I have a business idea and go to school in the US. I am wondering if I tell my trusted friend my idea and he opens the business under his name (he is a US citizen) and I invest 50 percent of capital into the business. How can he pay me ? Dividends? I understand that in order for it to be passive income I cannot take part in any business actions. But I have read that dividends and investments count as passive income which does not require a work visa?

4

*Disclaimer: I am a tax accountant , but I am not your professional accountant or advocate (unless you have been in my office and signed a contract). This communication is not intended as tax advice, and no tax accountant / client relationship results. *Please consult your own tax accountant for tax advise.**

A foreign citizen may form a limited liability company.
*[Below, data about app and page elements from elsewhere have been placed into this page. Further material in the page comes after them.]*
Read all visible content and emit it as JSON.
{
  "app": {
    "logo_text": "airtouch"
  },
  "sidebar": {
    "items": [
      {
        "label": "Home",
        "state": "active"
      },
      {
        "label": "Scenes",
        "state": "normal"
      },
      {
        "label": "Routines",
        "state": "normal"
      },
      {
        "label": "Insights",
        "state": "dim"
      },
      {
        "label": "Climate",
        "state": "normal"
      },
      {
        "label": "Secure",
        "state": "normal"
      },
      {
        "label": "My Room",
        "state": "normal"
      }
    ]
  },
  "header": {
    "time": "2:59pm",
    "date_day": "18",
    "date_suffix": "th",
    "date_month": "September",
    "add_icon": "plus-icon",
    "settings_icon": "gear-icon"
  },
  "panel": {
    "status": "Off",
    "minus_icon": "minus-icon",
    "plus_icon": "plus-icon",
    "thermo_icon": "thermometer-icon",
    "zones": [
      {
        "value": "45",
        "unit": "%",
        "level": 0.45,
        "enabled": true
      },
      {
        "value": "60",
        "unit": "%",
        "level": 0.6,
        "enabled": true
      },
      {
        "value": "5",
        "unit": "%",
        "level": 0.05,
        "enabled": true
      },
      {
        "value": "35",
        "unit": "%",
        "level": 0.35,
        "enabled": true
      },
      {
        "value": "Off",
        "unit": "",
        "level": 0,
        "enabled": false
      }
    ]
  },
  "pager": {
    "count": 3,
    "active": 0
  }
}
In contrast, all profit distributions (called dividends) made by a C corporation are subject to double taxation. (Under US tax law, a nonresident alien may own shares in a C corporation, but may not own any shares in an S corporation.) For this reason, many foreign citizens form a limited liability company (LLC) instead of a C corporation

A foreign citizen may be a corporate officer and/or director, but may not work/take part in any business decisions in the United States or receive a salary or compensation for services provided in the United States unless the foreign citizen has a work permit (either a green card or a special visa) issued by the United States.

Basically, you should be looking at benefiting only from dividends/pass-through income but not salaries or compensations.

-1

You don't need a visa to invest in US equity. You don't need a visa to profit from US equity.

There may be other legal considerations, but they aren't visa related, hope that helps

-2

The real question you're asking is how you can work for your business.

You cannot. Whether your "friend" pays you or not is entirely irrelevant.

Claiming your work-related earnings as interest/dividend will make it also a tax fraud, in addition to the immigration violation (i.e.: not only deportation but also potentially jail time).

Your Answer

By clicking “Post Your Answer”, you agree to our terms of service, privacy policy and cookie policy

Not the answer you're looking for? Browse other questions tagged or ask your own question.